A report by the UCAS admissions agency revealed that one in three 18-year-olds applying for universities in England, Wales and Northern Ireland in 2018 received some form of unconditional offer. Unconditional offers are when universities offer a space to students without them needing to earn certain grades in their end-of-school exams. Universities use them as a tool to increase how many students they enrol each year, because more fee-paying students means more money for the university.
To increase their acceptance rate even further, most universities present unconditional offers with strings attached - usually that the student must pick that university as their firm choice and reject any other offers they receive. In some cases, incentives to select the university as a firm choice are also given in the form of guaranteed accommodation or bursaries. A UCAS survey in 2019 found that more than half of unconditional offers came with a condition or incentive attached, which is why these types of offers have been coined as conditional unconditional offers.
There has been some backlash against conditional unconditional offers because some people believe they put unnecessary pressure on students and stop the application process from fully supporting student choice. Students may feel forced to accept an unconditional offer from a university they liked less because they do not know if they will get the grades needed to be accepted into their preferred choice. When Universities UK, a body which represents Britain's higher education institutions, published its code of practice on fair admissions - which universities are expected but not required to sign - it advised universities to avoid making conditional unconditional offers to students. It believes students should be able to select their university based solely on which is best suited to them.
There is also opposition to the idea of unconditional offers generally, on the basis that students who have received unconditional offers may not try as hard at school to reach their target grades, since they no longer need them to get into university. Some also worry that by essentially lowering university entry-grade requirements, unconditional offers end up putting less academically-gifted students into degree programmes they will struggle to cope with, leading to stress, unhappiness and higher flunk-out rates.
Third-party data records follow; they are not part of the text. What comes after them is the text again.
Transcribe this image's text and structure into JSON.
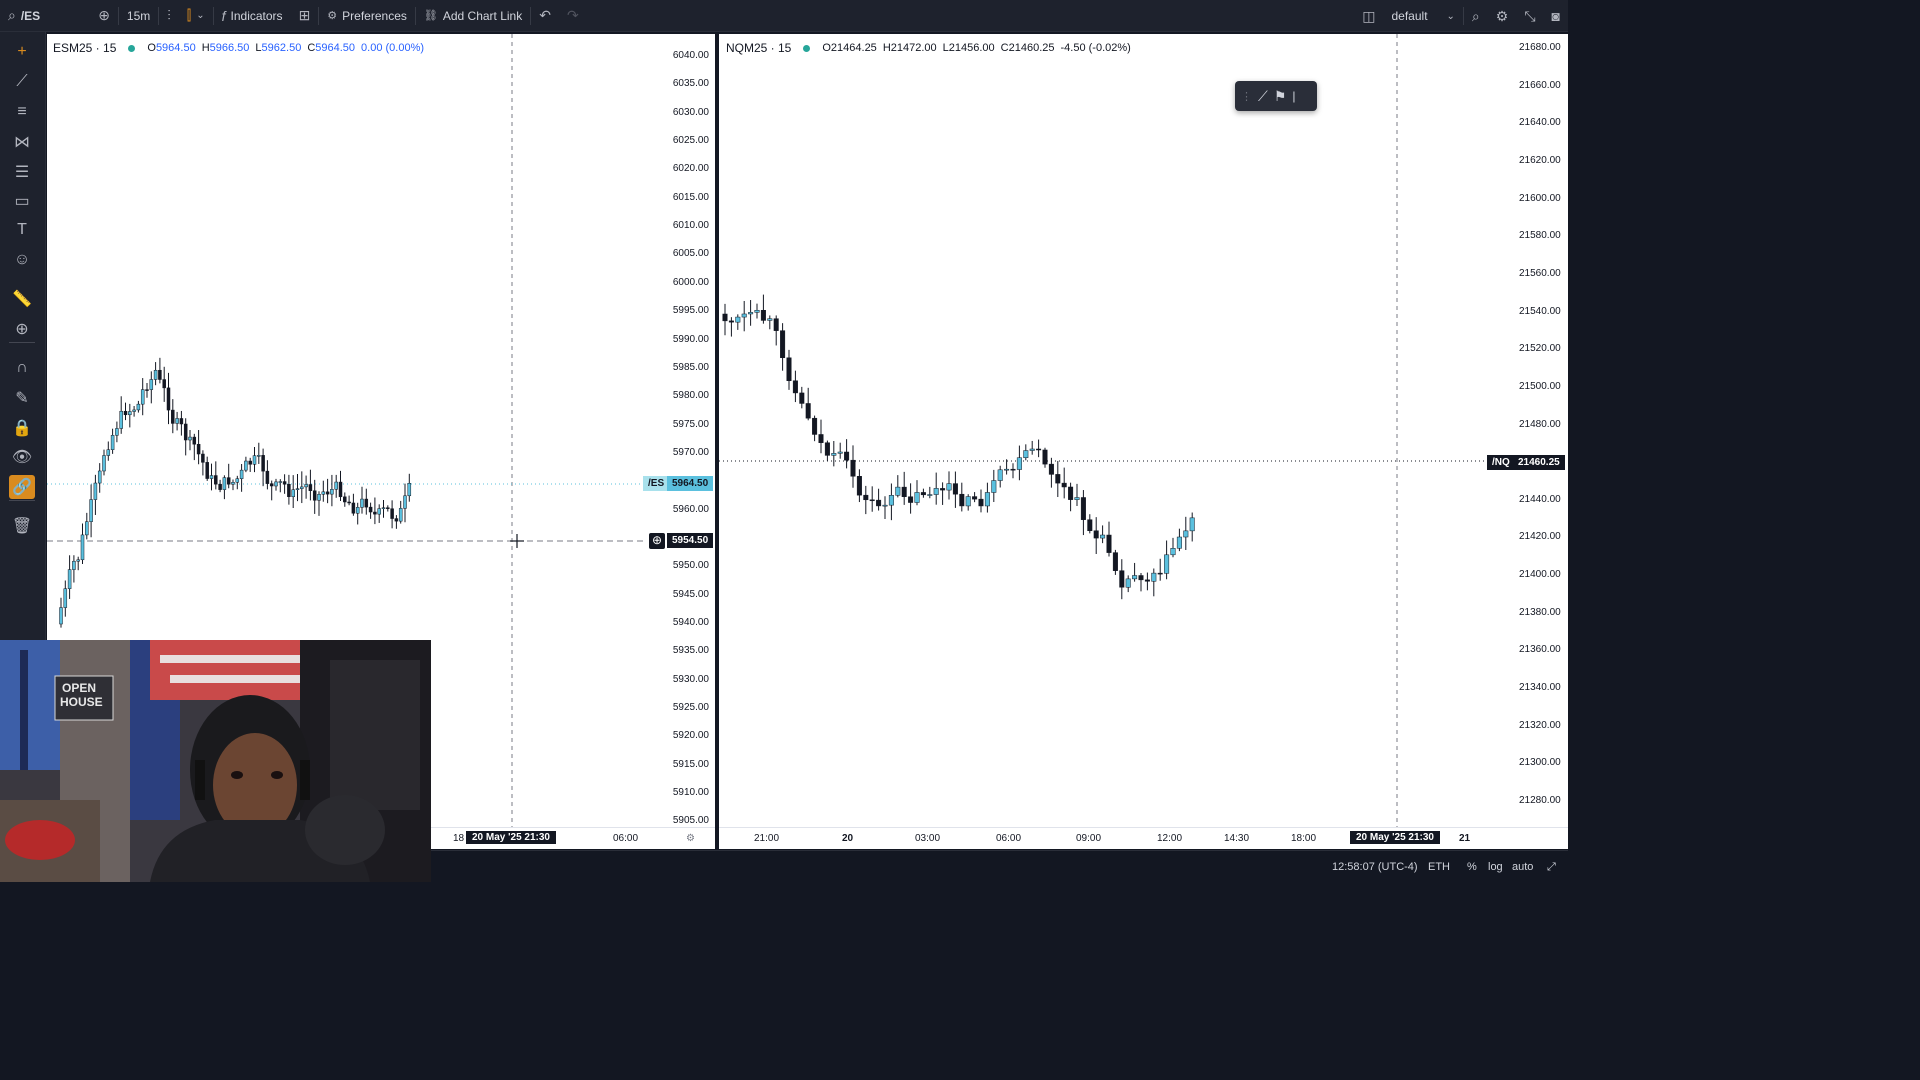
{
  "topbar": {
    "symbol": "/ES",
    "interval": "15m",
    "indicators_label": "Indicators",
    "preferences_label": "Preferences",
    "add_chart_link_label": "Add Chart Link",
    "layout_name": "default"
  },
  "left_tools": [
    {
      "name": "crosshair-icon",
      "glyph": "+"
    },
    {
      "name": "trend-line-icon",
      "glyph": "⟋"
    },
    {
      "name": "horizontal-lines-icon",
      "glyph": "≡"
    },
    {
      "name": "pattern-icon",
      "glyph": "⋈"
    },
    {
      "name": "fib-icon",
      "glyph": "☰"
    },
    {
      "name": "rectangle-icon",
      "glyph": "▭"
    },
    {
      "name": "text-icon",
      "glyph": "T"
    },
    {
      "name": "emoji-icon",
      "glyph": "☺"
    },
    {
      "name": "ruler-icon",
      "glyph": "📏"
    },
    {
      "name": "zoom-in-icon",
      "glyph": "⊕"
    },
    {
      "name": "magnet-icon",
      "glyph": "∩"
    },
    {
      "name": "stay-drawing-icon",
      "glyph": "✎"
    },
    {
      "name": "lock-icon",
      "glyph": "🔒"
    },
    {
      "name": "eye-icon",
      "glyph": "👁"
    },
    {
      "name": "link-icon",
      "glyph": "🔗"
    },
    {
      "name": "trash-icon",
      "glyph": "🗑"
    }
  ],
  "es_chart": {
    "symbol": "ESM25 · 15",
    "open": "5964.50",
    "high": "5966.50",
    "low": "5962.50",
    "close": "5964.50",
    "change": "0.00 (0.00%)",
    "price_axis": [
      "6040.00",
      "6035.00",
      "6030.00",
      "6025.00",
      "6020.00",
      "6015.00",
      "6010.00",
      "6005.00",
      "6000.00",
      "5995.00",
      "5990.00",
      "5985.00",
      "5980.00",
      "5975.00",
      "5970.00",
      "5960.00",
      "5955.00",
      "5950.00",
      "5945.00",
      "5940.00",
      "5935.00",
      "5930.00",
      "5925.00",
      "5920.00",
      "5915.00",
      "5910.00",
      "5905.00"
    ],
    "last_price_tag": "5964.50",
    "last_price_label": "/ES",
    "crosshair_price": "5954.50",
    "time_labels": {
      "left": "18",
      "crosshair": "20 May '25   21:30",
      "right": "06:00"
    }
  },
  "nq_chart": {
    "symbol": "NQM25 · 15",
    "open": "21464.25",
    "high": "21472.00",
    "low": "21456.00",
    "close": "21460.25",
    "change": "-4.50 (-0.02%)",
    "price_axis": [
      "21680.00",
      "21660.00",
      "21640.00",
      "21620.00",
      "21600.00",
      "21580.00",
      "21560.00",
      "21540.00",
      "21520.00",
      "21500.00",
      "21480.00",
      "21440.00",
      "21420.00",
      "21400.00",
      "21380.00",
      "21360.00",
      "21340.00",
      "21320.00",
      "21300.00",
      "21280.00"
    ],
    "last_price_tag": "21460.25",
    "last_price_label": "/NQ",
    "time_labels": [
      "21:00",
      "20",
      "03:00",
      "06:00",
      "09:00",
      "12:00",
      "14:30",
      "18:00"
    ],
    "crosshair_time": "20 May '25   21:30",
    "next_day": "21"
  },
  "status_bar": {
    "clock": "12:58:07 (UTC-4)",
    "session": "ETH",
    "percent": "%",
    "log": "log",
    "auto": "auto"
  },
  "webcam": {
    "sign_line1": "OPEN",
    "sign_line2": "HOUSE"
  },
  "colors": {
    "up": "#5bc0de",
    "down": "#131722",
    "accent": "#d98b1f"
  }
}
Part of the disconnect between these two positions may come from the fact that most students don’t hit their predicted grades, regardless of whether they have an unconditional offer or not. Studies have found that 75 percent of students are predicted higher A-Level grades than they ultimately get. Given this, it’s perhaps not surprising that students themselves think the benefits of unconditional offers outweigh the negatives: 70 percent of UCAS applicants are in favour of unconditional offers.
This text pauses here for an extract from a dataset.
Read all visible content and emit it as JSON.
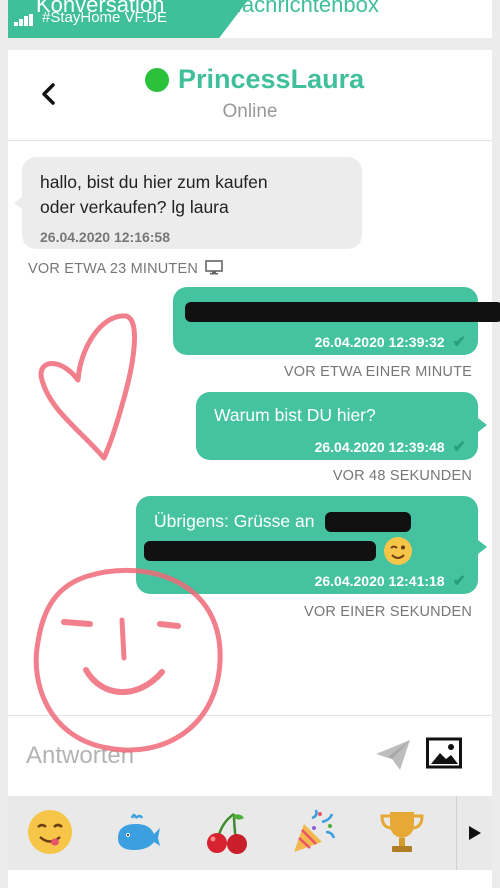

Unconditional offers may also improve the diversity of university graduates. Teenagers from working class backgrounds are more likely to get lower grades compared to middle-class students, so unconditional offers may increase their chances of getting into higher education. That in turn increases their chances of getting higher-paid professional jobs, which creates a fairer society. For many students, even conditional unconditional offers may be worth it. Being guaranteed a space at university can heavily reduce the stress of preparing for A-Level exams, which is good for students’ mental health and wellbeing. And the monetary incentives that come with these offers can relieve students from some of the costs associated with going to university. That's not an insignificant benefit.
We live in the same neighbourhood, area, country, and planet with about seven billion other people, and our economies inevitably overlap all the time. That means the economic choices we make might have consequences outside our control, and someone else’s choices might have a direct effect on your economy – even if you’ve never met them before…